The overall plan of the church is that of a basilica, with a space called an apse in the front of the building where the altar is located, side aisles that have lower roofs, and a central nave that has an elevated roof (ninety feet high at St. Mary’s). The internal space of the cathedral is defined by nine great granite columns on each side of the nave, reaching from granite bases fifteen feet below the floor to Corinthian capitals below the clerestory windows. The sanctuary is framed by carved oak screens on each side of the space where Mass is celebrated. The current wooden altar replaced the 1900 marble altar (formerly where the bishop’s throne now is located) so that the celebrant can face the congregation, in keeping with the liturgical reforms of Vatican II.
East of the sanctuary is the Lady Chapel, completed in 1869 and extensively renovated in 1912, when the rood screen and a new carved altar were added. The windows of the chapel, which abound in angels, represent the Nativity, the titles of Mary in the Litany of the Blessed Virgin, and the apparition of Mary to the children at Fatima. Long used as a vesting space, the Lady Chapel has for many years now been the site of daily Masses.
Complementing the Lady Chapel, an additional chapel to the west of the sanctuary was completed in 1935 and dedicated to the English martyrs, Thomas More and John Fisher, newly canonized as saints in that year (exactly four hundred years after their martyrdoms). Commonly referred to as the “Bishop’s Chapel,” this space has traditionally been the site of vesting by the Bishops of Fall River and the gathering space for clergy prior to major ceremonies at the Cathedral. The term “Bishop’s Chapel” also associates this part of the Cathedral with the Bishops’ Crypt, directly below the chapel, where the first four bishops of Fall River (Stang, Feehan, Cassidy, Connolly) await the trumpet’s call when the dead shall be raised incorruptible.
Many thousands like them no longer hear the choir or smell the incense or see the candles burning, but for those untold thousands, as for those who rest in the crypt, the old granite stones and the carved wood and the colored glass have made a dwelling for the Lord in their midst during their lifetimes. And we, the heirs of the builders and restorers, continue to commune with the Lord amid these hallowed walls and sacred images, hoping like those who preceded us, that this holy place is but a preview of the heavenly Jerusalem where the walls will be jeweled, the music glorious, and the light dazzling.

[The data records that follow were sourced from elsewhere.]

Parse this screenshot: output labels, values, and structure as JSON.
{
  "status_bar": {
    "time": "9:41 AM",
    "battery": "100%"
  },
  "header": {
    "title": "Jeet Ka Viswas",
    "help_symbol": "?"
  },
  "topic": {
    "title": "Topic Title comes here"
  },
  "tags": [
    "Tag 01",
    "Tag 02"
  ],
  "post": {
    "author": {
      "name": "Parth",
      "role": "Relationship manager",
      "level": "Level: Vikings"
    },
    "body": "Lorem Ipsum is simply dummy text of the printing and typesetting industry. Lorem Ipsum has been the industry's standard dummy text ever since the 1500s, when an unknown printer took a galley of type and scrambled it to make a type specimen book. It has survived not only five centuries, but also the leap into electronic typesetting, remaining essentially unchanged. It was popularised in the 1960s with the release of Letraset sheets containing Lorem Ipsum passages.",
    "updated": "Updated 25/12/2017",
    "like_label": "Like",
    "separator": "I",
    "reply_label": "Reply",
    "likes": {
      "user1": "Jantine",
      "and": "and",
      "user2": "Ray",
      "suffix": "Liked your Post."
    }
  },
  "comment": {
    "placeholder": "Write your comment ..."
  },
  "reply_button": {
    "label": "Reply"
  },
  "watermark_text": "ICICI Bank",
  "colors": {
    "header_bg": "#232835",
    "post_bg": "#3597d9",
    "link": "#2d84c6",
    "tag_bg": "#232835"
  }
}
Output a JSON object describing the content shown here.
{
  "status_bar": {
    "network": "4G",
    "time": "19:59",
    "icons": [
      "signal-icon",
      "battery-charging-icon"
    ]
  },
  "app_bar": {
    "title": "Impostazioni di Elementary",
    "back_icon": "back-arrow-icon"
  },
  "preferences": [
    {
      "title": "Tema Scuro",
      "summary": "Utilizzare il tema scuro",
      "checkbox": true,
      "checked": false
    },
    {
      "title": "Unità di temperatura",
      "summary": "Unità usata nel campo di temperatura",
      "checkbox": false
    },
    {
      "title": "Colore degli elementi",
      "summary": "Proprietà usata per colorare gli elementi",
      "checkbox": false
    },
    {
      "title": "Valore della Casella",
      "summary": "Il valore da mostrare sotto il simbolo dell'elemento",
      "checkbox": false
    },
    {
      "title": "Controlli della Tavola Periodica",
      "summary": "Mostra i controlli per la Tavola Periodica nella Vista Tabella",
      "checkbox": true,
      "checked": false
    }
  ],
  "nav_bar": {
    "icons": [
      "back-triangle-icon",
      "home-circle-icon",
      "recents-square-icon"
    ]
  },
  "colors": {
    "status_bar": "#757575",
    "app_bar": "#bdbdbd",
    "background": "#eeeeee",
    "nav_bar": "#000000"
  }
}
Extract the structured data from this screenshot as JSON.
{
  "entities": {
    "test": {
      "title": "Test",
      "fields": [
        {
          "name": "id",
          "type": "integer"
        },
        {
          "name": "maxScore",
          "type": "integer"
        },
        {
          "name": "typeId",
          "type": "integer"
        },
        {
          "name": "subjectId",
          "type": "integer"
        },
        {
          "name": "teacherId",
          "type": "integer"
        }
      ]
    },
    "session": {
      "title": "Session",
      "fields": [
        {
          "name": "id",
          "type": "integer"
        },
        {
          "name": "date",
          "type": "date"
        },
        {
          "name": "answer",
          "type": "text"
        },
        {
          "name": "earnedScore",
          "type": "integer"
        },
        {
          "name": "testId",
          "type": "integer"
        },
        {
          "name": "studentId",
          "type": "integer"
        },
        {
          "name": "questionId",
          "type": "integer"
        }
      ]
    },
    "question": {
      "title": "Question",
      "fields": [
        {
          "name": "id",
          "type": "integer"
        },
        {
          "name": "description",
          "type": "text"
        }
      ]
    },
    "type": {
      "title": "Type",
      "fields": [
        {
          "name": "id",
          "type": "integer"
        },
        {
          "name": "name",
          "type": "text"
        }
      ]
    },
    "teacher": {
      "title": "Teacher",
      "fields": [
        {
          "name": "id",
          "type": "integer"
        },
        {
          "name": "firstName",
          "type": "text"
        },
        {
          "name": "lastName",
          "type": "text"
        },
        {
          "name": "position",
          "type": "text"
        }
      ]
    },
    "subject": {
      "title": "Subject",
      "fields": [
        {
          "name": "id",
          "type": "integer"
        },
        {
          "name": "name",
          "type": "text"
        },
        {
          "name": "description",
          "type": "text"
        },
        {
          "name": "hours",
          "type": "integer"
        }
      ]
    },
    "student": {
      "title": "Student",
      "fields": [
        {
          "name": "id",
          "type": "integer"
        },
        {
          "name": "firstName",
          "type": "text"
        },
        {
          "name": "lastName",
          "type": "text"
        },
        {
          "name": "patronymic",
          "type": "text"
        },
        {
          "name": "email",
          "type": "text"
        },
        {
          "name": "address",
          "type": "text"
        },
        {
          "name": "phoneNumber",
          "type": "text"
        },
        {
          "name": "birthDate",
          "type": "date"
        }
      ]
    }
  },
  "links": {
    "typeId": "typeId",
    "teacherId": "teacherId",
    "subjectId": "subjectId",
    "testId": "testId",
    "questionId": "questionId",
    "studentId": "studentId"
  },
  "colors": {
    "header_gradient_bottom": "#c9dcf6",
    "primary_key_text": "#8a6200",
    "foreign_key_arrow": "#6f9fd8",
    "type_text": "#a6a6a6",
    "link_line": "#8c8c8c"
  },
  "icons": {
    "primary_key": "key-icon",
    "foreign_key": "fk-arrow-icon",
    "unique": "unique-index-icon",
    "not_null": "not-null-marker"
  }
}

Among the historical writings on the Cathedral church and St. Mary’s parish, those by Rev. Francis McCarthy and by Rev. Barry Wall merit special attention.
Our Lady's Chapel
The Bishop's Chapel
Mike Dooley Photography
1838 – Establishment of the parish of St. John the Baptist in a small wooden church
1852-56 – Construction of St. Mary’s on the site of St. John’s
1855 – Dedication of St. Mary’s Church
1858 – Completion of the steeple
1869 – Construction of the Lady Chapel
1900 – Thanksgiving Day dedication of the statue of Mary (cast in France) on the lawn east of the Lady Chapel
1901 – Solemn consecration of St. Mary’s
1904 – Designation of St. Mary’s as the Cathedral of the new Diocese of Fall River
1935 – Construction of the Bishop’s Chapel
The major renovations of the Cathedral have occurred
in the 1890s (Rev. Christopher Hughes, rector),
1912-13 (Rev. Msgr. James Cassidy),
1951 (Rev. Msgr. James Gerrard),
1978-79 (Rev. Msgr. Thomas Harrington),
and 2000 (Rev. Edward Healey).